Over 600 acres in size, about 150 acres of farmland are dedicated to growing fresh fruits, vegetables and flowers. The remaining acreage is planted with soil-enriching crops like soya beans, wheat, and straw that become food, animal feed and mulch.
As Setzkorm observes, “We are in the middle of a climate emergency compounded by a pandemic and supply disruptions. We need to support our local farmers. We need a reckoning on how to plan and adapt for our future to build resilience into our urban centres while protecting our farmland. Our community at large, and council, have the power to be smart about how we develop our residential and employment communities while accommodating growth within a smaller footprint to benefit all members of our community.”
Halton Regional Council votes on the boundary issue on February 9. There are 24 councillors, including the regional chair, with Oakville having seven representatives, Burlington six, Milton five, and Halton Hills, three.
To preserve the urban boundary, 13 regional councillors need to say NO to preferred growth and YES to NO boundary expansion — the only reasonable option to lower emissions, save taxes, address food security and prevent flooding and biodiversity loss.

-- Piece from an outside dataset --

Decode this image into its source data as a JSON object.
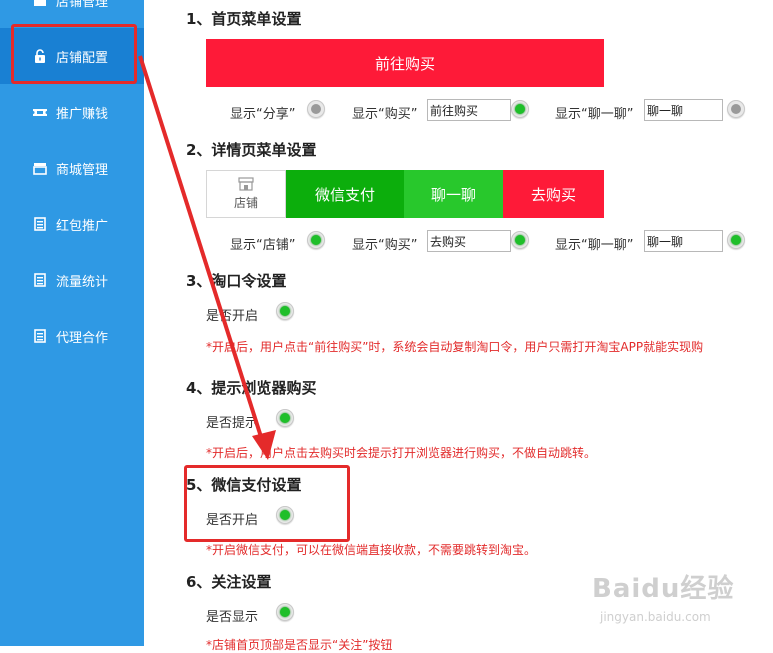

Editor’s note, January 10, 2022. Previously, this article stated: “Halton Hills wants an additional 2,000 acres of land approved for development despite sitting on 1,4000 acres of land that has already received approval but has not yet been developed;” the correct number is actually 1,400 acres of land. The story has been updated.